Latino Education Experts Ponder Impact of Free Community College Proposal

Source: Flickr/ COD Newsroom (CC BY 2.0)

Trends show that students of color are relying more heavily on community colleges as an “access point to low-cost, postsecondary education,” according to a recent report by the Center for American Progress.

It looks like they may be in luck: President Obama unveiled America’s College Promise last week, a plan to make two years of community college free for hard-working students. The White House estimates 9 million students could benefit from the plan if all states participate, and it has the potential to make a big impact on Latino college education — not only in regard to enrollment, but also, hopefully, completion. 

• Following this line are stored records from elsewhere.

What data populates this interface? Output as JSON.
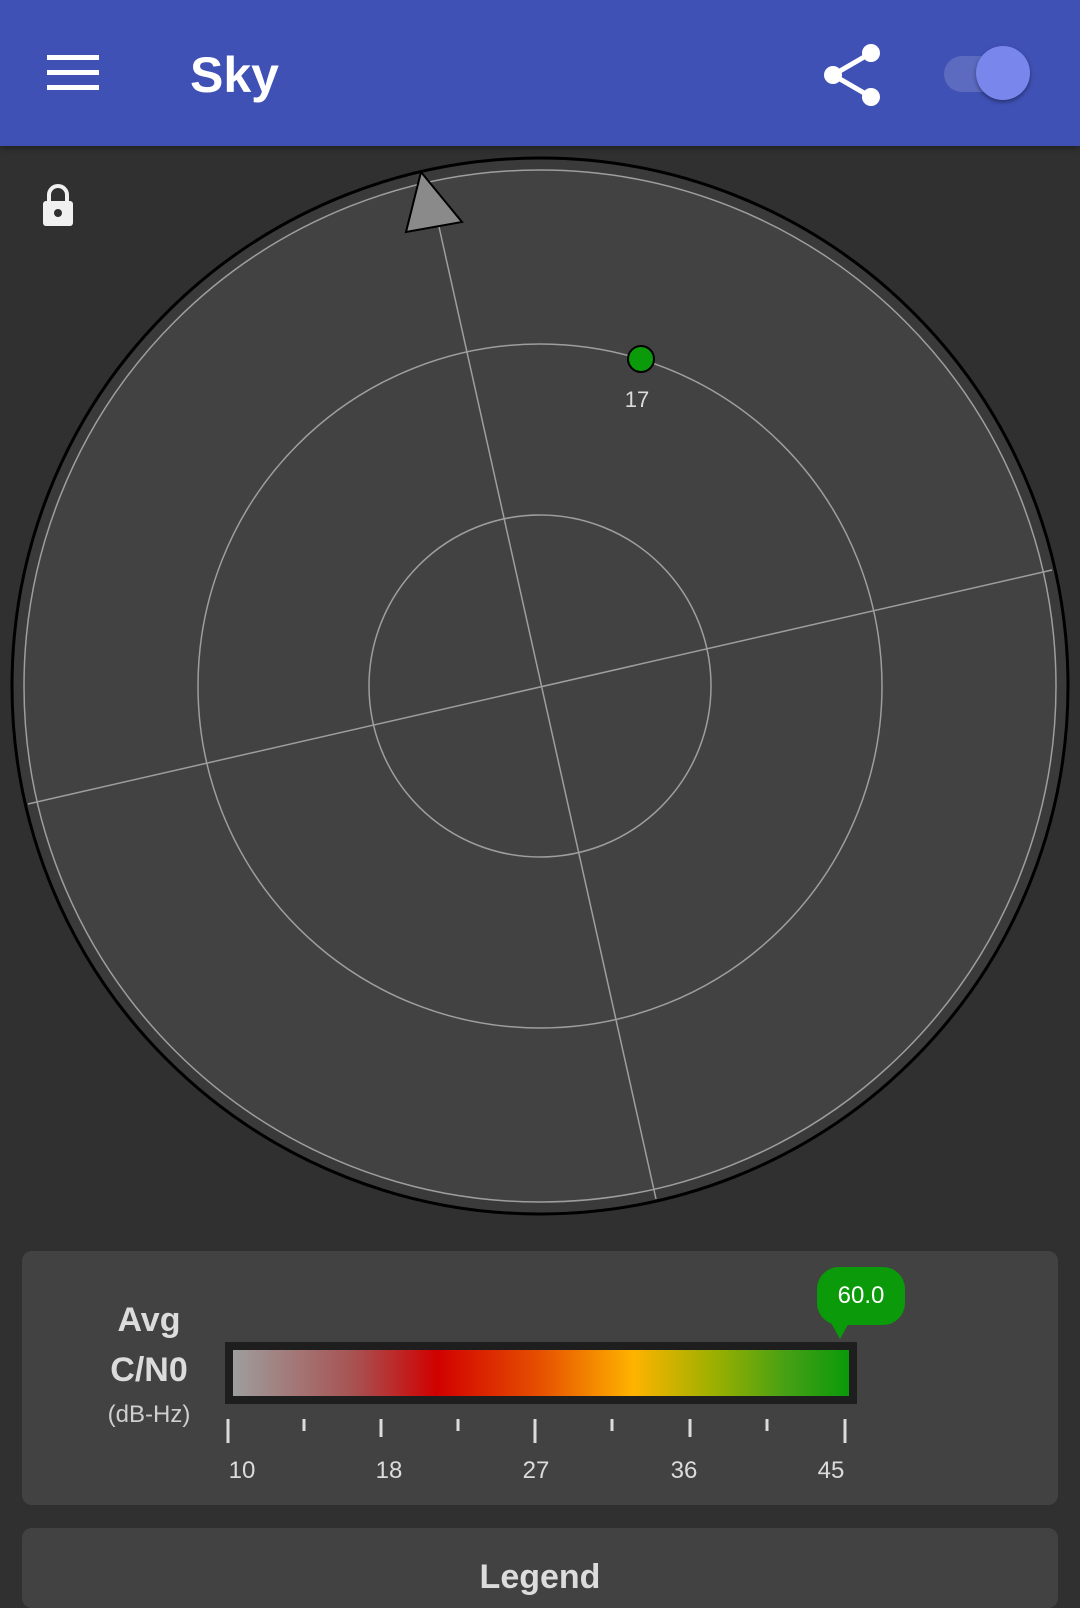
{
  "appbar": {
    "title": "Sky",
    "menu_icon": "menu-icon",
    "share_icon": "share-icon",
    "toggle_on": true,
    "color": "#3f51b5"
  },
  "sky": {
    "lock_icon": "lock-icon",
    "satellites": [
      {
        "id": "17",
        "color": "#0a9a0a"
      }
    ]
  },
  "cn0": {
    "label_line1": "Avg",
    "label_line2": "C/N0",
    "label_units": "(dB-Hz)",
    "value": "60.0",
    "ticks": [
      "10",
      "18",
      "27",
      "36",
      "45"
    ],
    "bubble_color": "#0a9a0a"
  },
  "legend": {
    "title": "Legend"
  }
}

According to recent figures from Pew Research Center’s Hispanic Trends Project, the number of Latino 18 to 24 year olds enrolled in college full time has gone up 175 percent since 2000. However, there is still a significant lag in degree attainment when compared with other racial and ethnic groups. 

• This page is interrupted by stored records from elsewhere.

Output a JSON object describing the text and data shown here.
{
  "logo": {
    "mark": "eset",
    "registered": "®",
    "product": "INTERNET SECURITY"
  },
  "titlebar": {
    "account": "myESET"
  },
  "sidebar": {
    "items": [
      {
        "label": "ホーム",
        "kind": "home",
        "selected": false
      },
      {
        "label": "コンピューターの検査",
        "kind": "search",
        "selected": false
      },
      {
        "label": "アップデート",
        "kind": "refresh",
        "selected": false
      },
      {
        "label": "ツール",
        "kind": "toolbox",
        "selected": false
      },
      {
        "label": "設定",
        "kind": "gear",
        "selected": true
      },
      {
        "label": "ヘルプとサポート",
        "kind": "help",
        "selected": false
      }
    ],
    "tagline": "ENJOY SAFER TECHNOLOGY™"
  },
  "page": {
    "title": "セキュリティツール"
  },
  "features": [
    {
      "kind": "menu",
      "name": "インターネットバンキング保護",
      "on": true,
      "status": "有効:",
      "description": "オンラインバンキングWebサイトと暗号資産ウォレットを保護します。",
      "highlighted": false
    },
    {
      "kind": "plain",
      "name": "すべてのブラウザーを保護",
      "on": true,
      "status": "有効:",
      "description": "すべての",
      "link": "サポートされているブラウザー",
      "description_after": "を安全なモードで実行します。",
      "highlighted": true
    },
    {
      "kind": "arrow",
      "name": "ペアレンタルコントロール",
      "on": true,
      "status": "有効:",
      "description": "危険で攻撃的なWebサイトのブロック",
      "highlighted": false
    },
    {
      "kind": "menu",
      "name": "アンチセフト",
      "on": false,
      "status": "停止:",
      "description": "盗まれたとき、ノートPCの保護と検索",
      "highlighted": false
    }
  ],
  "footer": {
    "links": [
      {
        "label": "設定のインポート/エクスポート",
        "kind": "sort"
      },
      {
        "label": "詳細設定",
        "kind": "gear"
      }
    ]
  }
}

In 2012, 20 percent of Latino adults age 25 and older had an associate’s degree or higher, while the same was true of 36 percent of all adults. 

Finances play a big role in completion, according to several Latino experts I’ve interviewed for previous posts and the Center for American Progress report I quoted earlier. Deborah Santiago of Excelencia in Education has described the Latino student profile this way: low-income, first in the family to go to college, works more than 30 hours a week, and enrolls part-time at a community college or Hispanic-serving institution.

So if tuition costs were taken out of the equation, things could start to change. However, as experts point out in a recent NBC News article, the president’s proposal still leaves low-income families footing the bill for housing, textbooks and other costs beyond tuition. 

Marta Tienda, a professor of demographics and sociology at Princeton University, told NBC she agrees with the premise of Obama’s proposal, but she’s not sure much will really change if we’re not ultimately steering students toward four-year colleges.

“While some professions like dental hygienist or nurse practitioner call for a two-year associate degree, for many other fields and majors, two years of community college is only a ladder that doesn’t by itself guarantee continuation, explained Tienda,” the article states. 

According to the White House fact sheet released after Obama’s announcement, by 2020, an estimated 35 percent of job openings will require at least a bachelor’s degree. 

“One year of college is better than none, but it’s not what we want for Latino students, who are the fastest-growing segment of the population that will be supporting an aging population,” Tienda said. 

In 1996, President Clinton promoted tax credits with the goal of making at least two years of college “the standard for all Americans,” but it didn’t last beyond his presidency, Santiago notes in the article, adding, ”I hope we don’t send mixed messages to our community and then in two years whoever comes in de-emphasizes the issue of access and affordability in higher education. It’s harder and harder for Latino students to see that.”